Signs of domestic abuse vary, making it difficult for school staff and friends to suggest child abuse. Overall, students recognize this difficulty.  About 84% say that it is not easy to spot a family who struggles with domestic abuse.

Do you think it would be easy to spot a family who struggles with domestic abuse?

Approximately 400 students were asked if they thought it would be easy to spot a family member who struggles with abuse.

 “Abuse might be physical where you can see the black eyes or bruises, or it could be an entirely emotional abuse that you cant see, but then effects a student’s self esteem.  Those things can’t always be seen,” says Hughes.  Often child abuse affects a student’s mental health.  Children who have witnessed or been a victim of abuse will have difficulty expressing their emotions.  They have a lack of trust for adults and often feel worthless or damaged.  Students begin to lose sleep, and lose an interest for school and other activities. According to, some common signs of child abuse are failure to gain weight, attempts to run away, headaches and stomaches without a medical cause, and fearful behavior.  PTSD and other mental illnesses can affect a student after growing up in a home with Child Abuse. Grades may grow worse as a result of abuse. “A teen’s home life, overall mental well-being, mental health issues, concerns all greatly impact academics.  If we don’t talk about those things, then they impact academics,” Hughes says.

 Even though the school has effective policies in place requiring staff to report abuse, out of the students who said they have been verbally or physically abused, half of these students say they would no feel comfortable telling anyone.

Would you feel comfortable telling a trusted adult (parent, counselor, teacher) if you were being abused in any way by a member of your family?

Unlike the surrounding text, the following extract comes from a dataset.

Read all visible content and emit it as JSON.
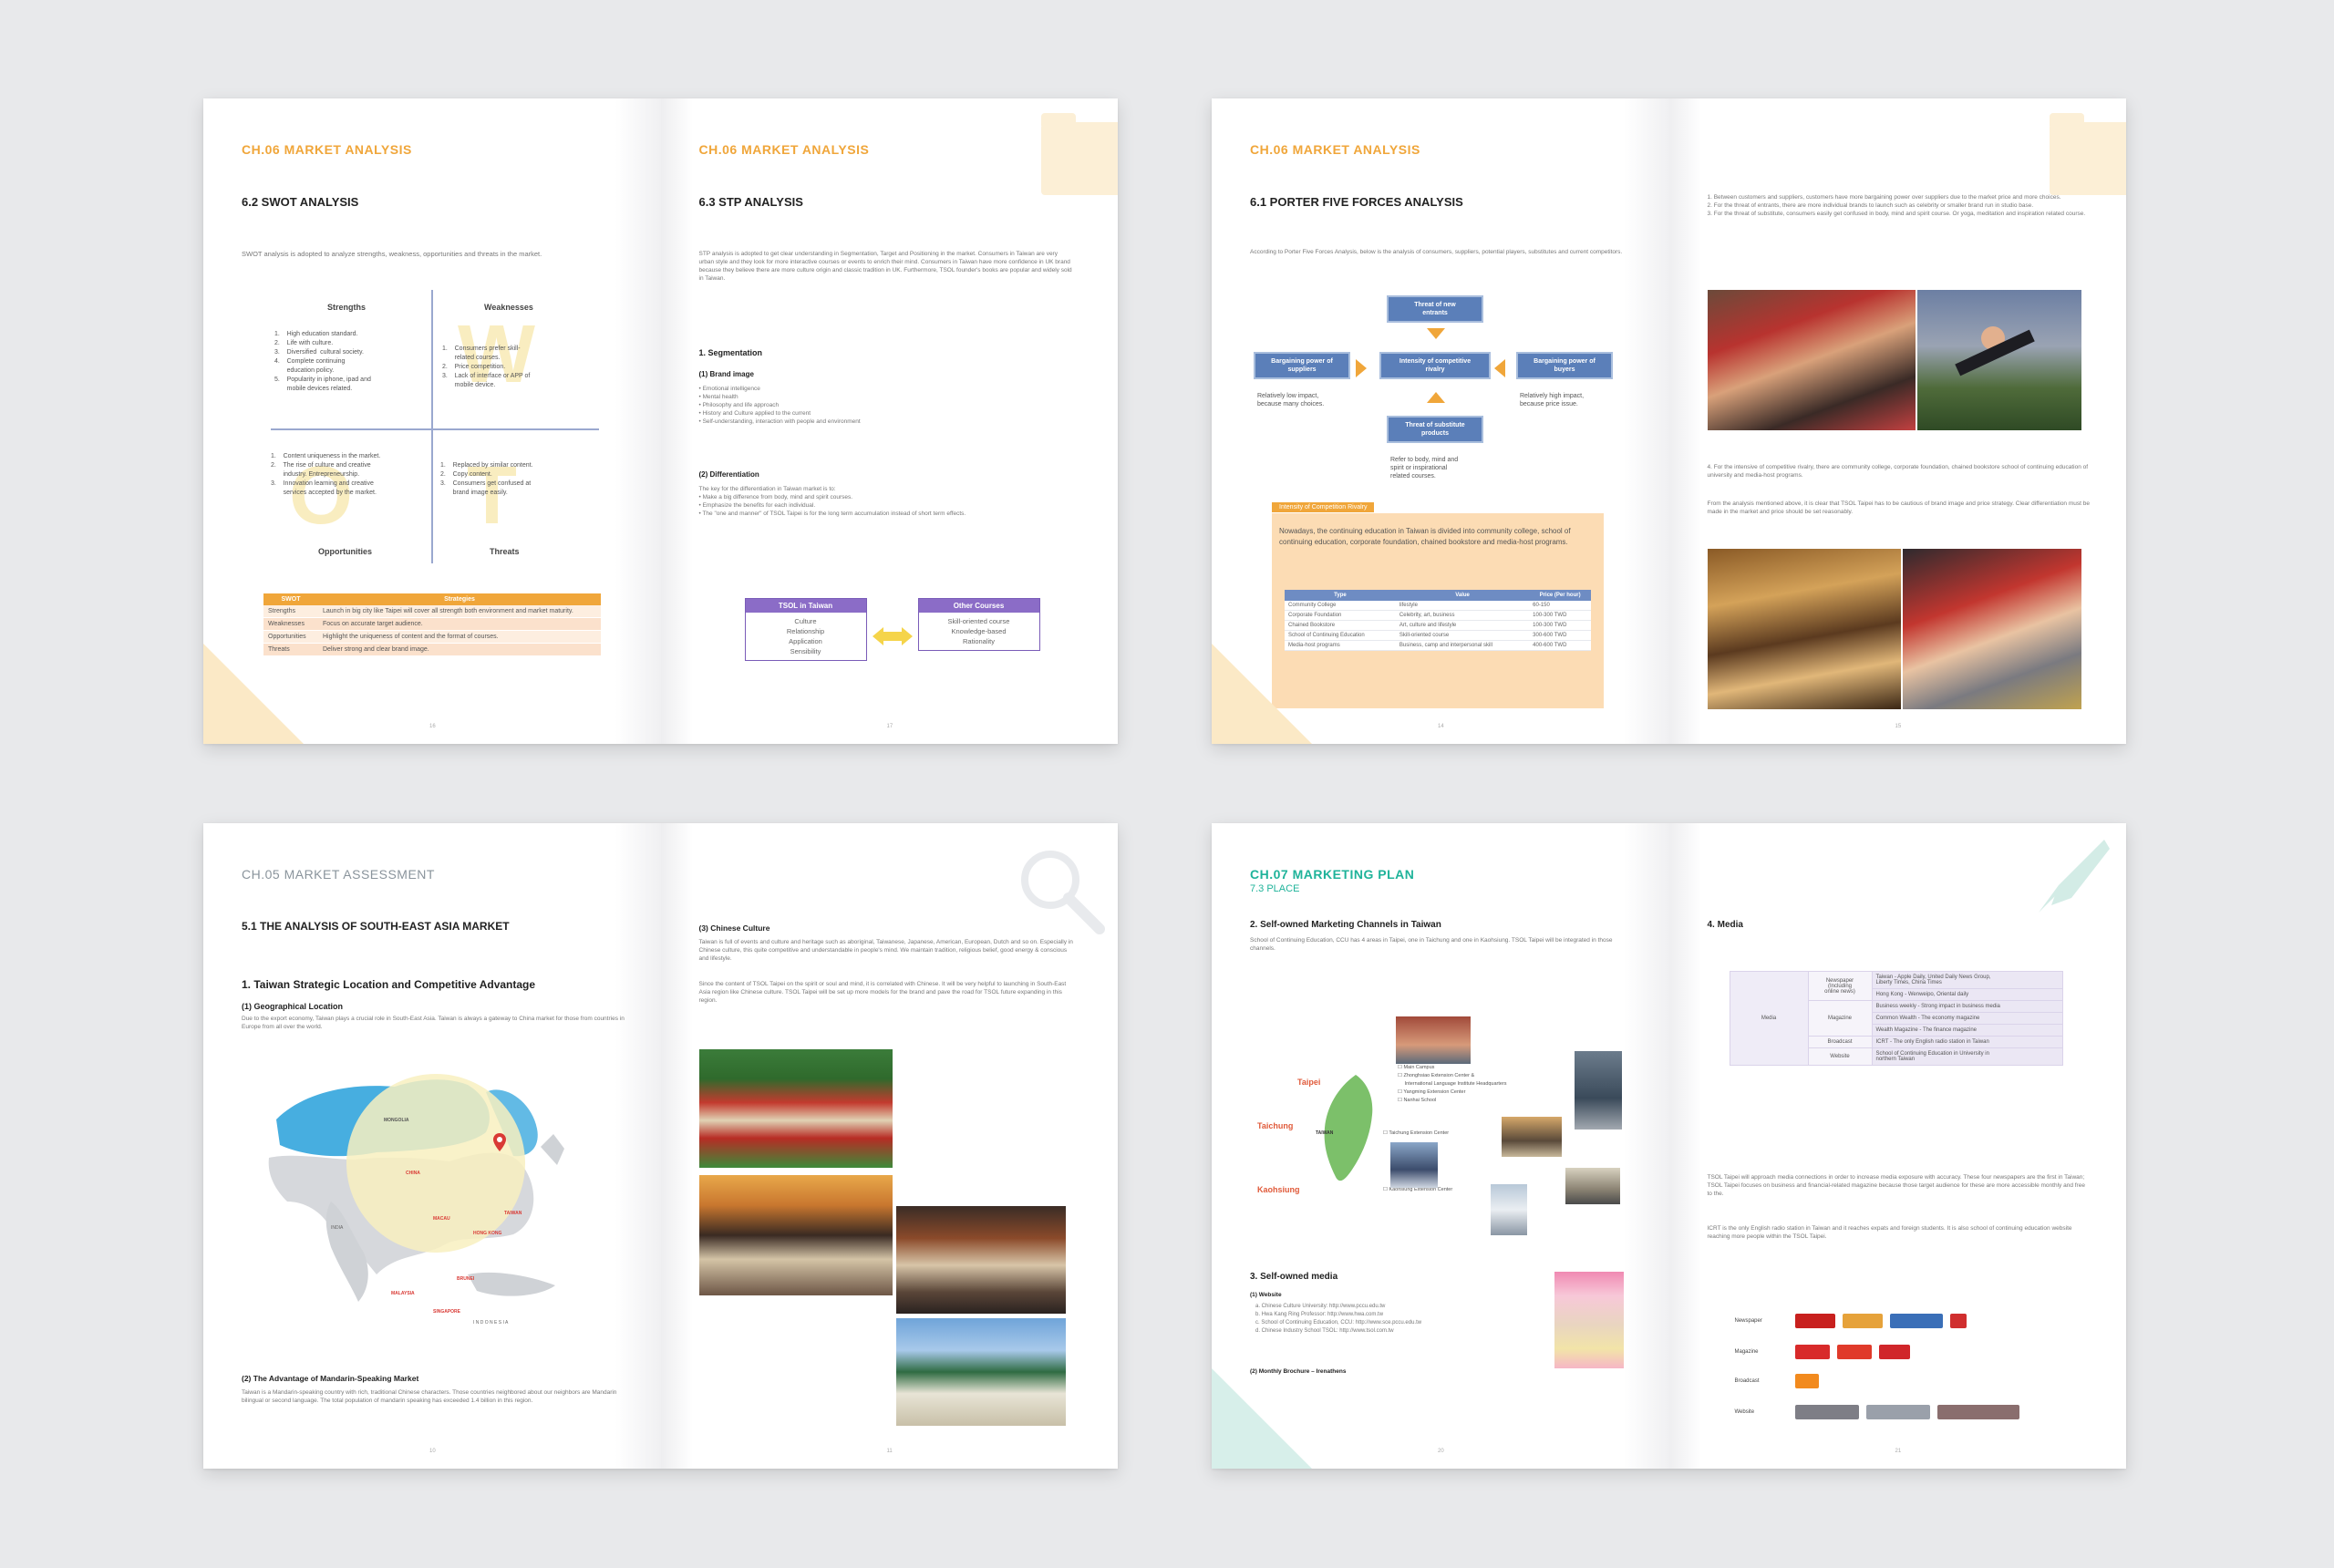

Three quarters of children who fall victim to sexual abuse never tell anyone. Hughes recognizes that people approach their abuse experience in different ways. “Some people might never tell another soul for fear that something were to happen at home if someone found out that they told someone. Some people might openly talk about it,” Hughes says.

However, there has been an increase in reporting child abuse, while child abuse fatalities decline. According to the American Society for Positive Care Of Children, in 2013 679,000 people reported child abuse, while in in 2014 there was an increase with 702,000 reports. Awareness for all types of domestic abuse could potentially raise the amount of reports made by witnesses of abuse. 75% of students believe that there is not enough awareness of domestic abuse at the time. 

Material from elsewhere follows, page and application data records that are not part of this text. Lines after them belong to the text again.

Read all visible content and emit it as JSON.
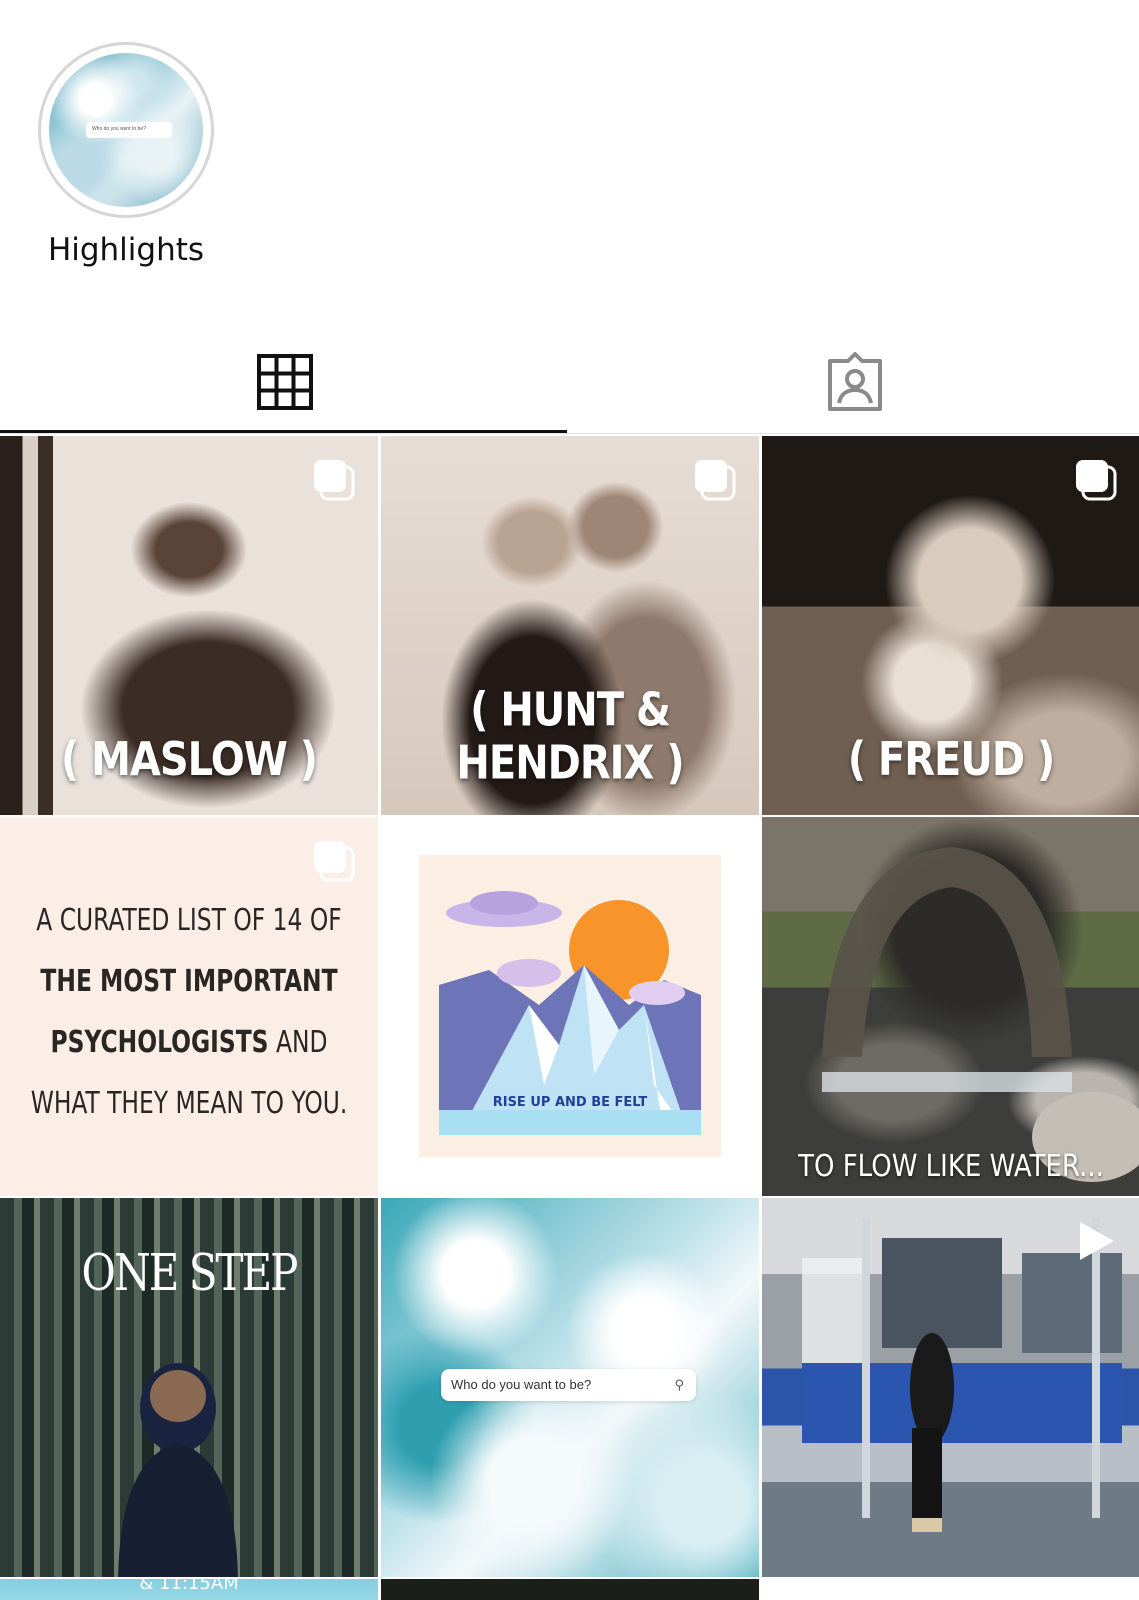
{
  "highlights": {
    "label": "Highlights",
    "search_text": "Who do you want to be?"
  },
  "tabs": [
    {
      "name": "grid",
      "icon": "grid-icon",
      "selected": true
    },
    {
      "name": "tagged",
      "icon": "tagged-person-icon",
      "selected": false
    }
  ],
  "posts": {
    "maslow": {
      "caption": "( MASLOW )",
      "multi": true
    },
    "hunt_hendrix": {
      "caption": "( HUNT & HENDRIX )",
      "multi": true
    },
    "freud": {
      "caption": "( FREUD )",
      "multi": true
    },
    "curated": {
      "line1": "A CURATED LIST OF 14 OF",
      "line2": "THE MOST IMPORTANT",
      "line3_bold": "PSYCHOLOGISTS",
      "line3_rest": " AND",
      "line4": "WHAT THEY MEAN TO YOU.",
      "multi": true
    },
    "rise_up": {
      "caption": "RISE UP AND BE FELT"
    },
    "water": {
      "caption": "TO FLOW LIKE WATER..."
    },
    "one_step": {
      "caption": "ONE STEP"
    },
    "ocean": {
      "search_text": "Who do you want to be?"
    },
    "subway": {
      "type": "video"
    },
    "partial_left": {
      "caption": "& 11:15AM"
    }
  },
  "colors": {
    "tab_active": "#111111",
    "tab_inactive": "#8a8a8a",
    "sun": "#f7942a",
    "mountain": "#6d74b8",
    "rise_text": "#1f3f99"
  }
}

Do you think there is enough awareness about domestic violence?

Approximately 400 students were asked if they believed that there was enough awareness about domestic abuse.

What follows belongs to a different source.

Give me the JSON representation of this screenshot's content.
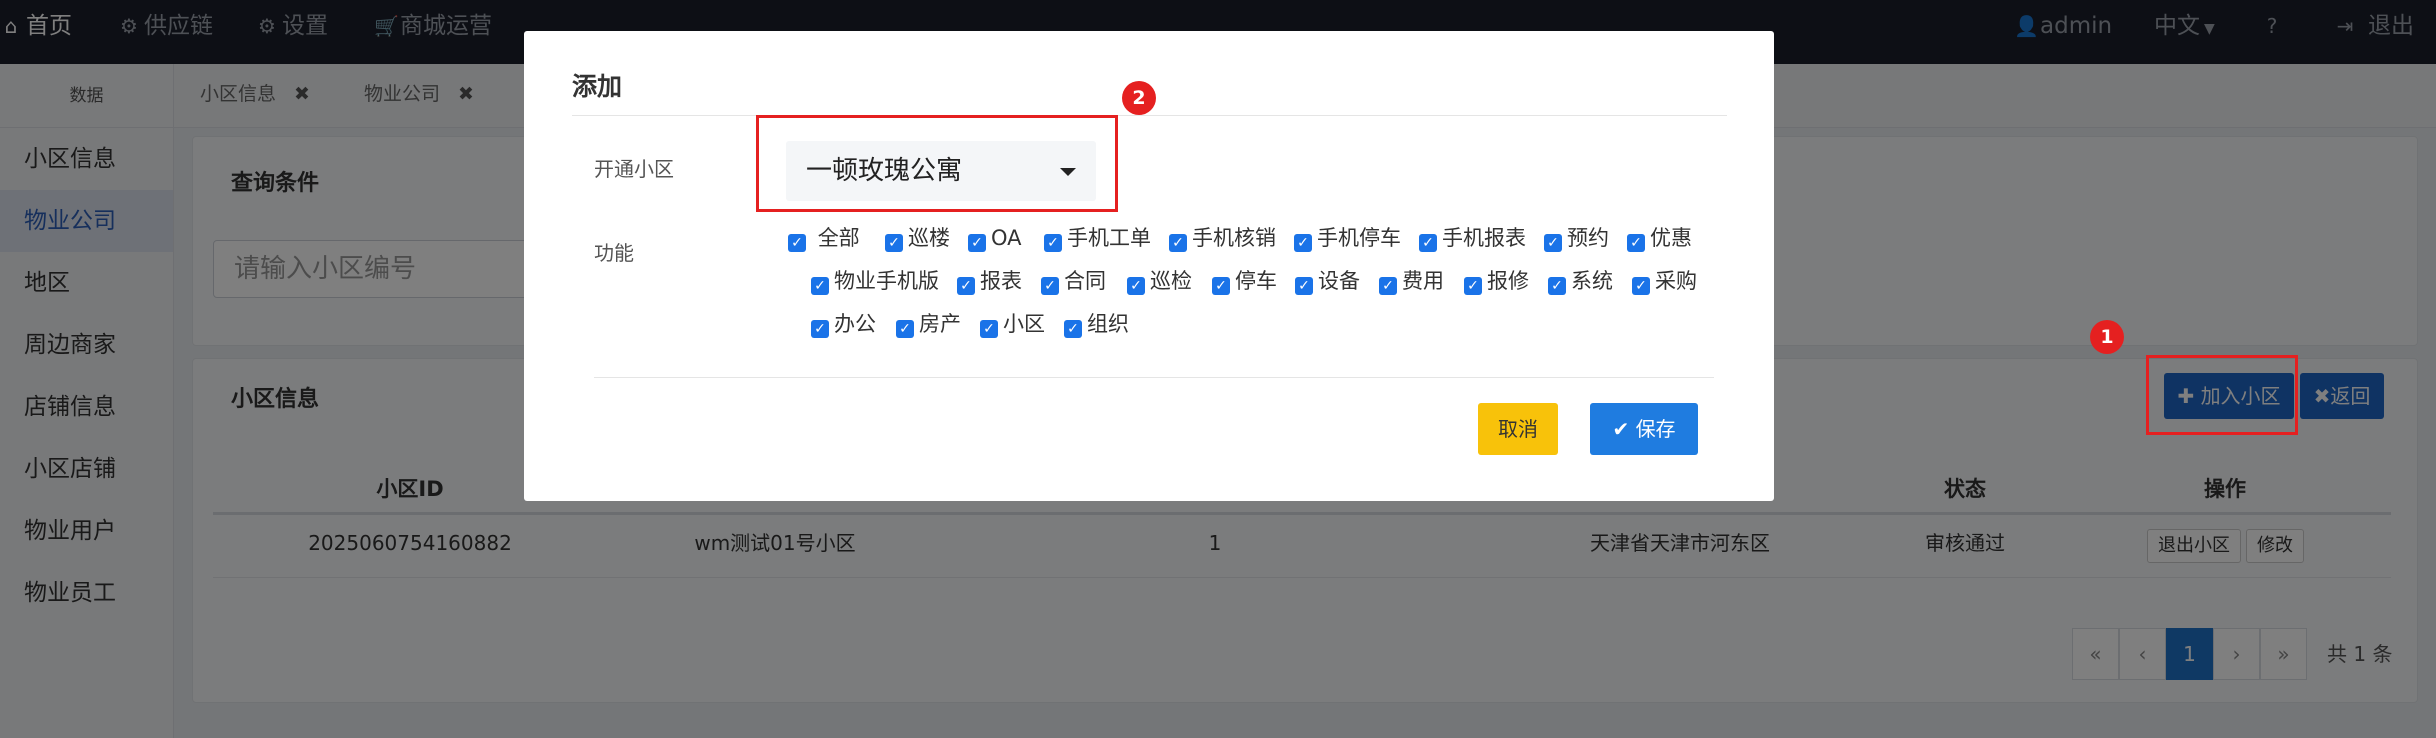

When asked about domestic abuse rates in the future, Freshmen Joy Jang says, “I believe it would decrease if we do something about it. We take a stand, and stand up for those who have been abused.”

Verizon partnered with the National Domestic Abuse to create a video hoping to raise awareness about how domestic abuse effects children.

Overall, domestic abuse is an issue that will not disappear by keeping it in the dark.  Domestic abuse is prevalent on a local level as well as a national level. The after effects of domestic abuse are consuming, effecting a student’s academics and mental health. Talking about domestic abuse in school will increase awareness and encourage students to speak up about issues in their family.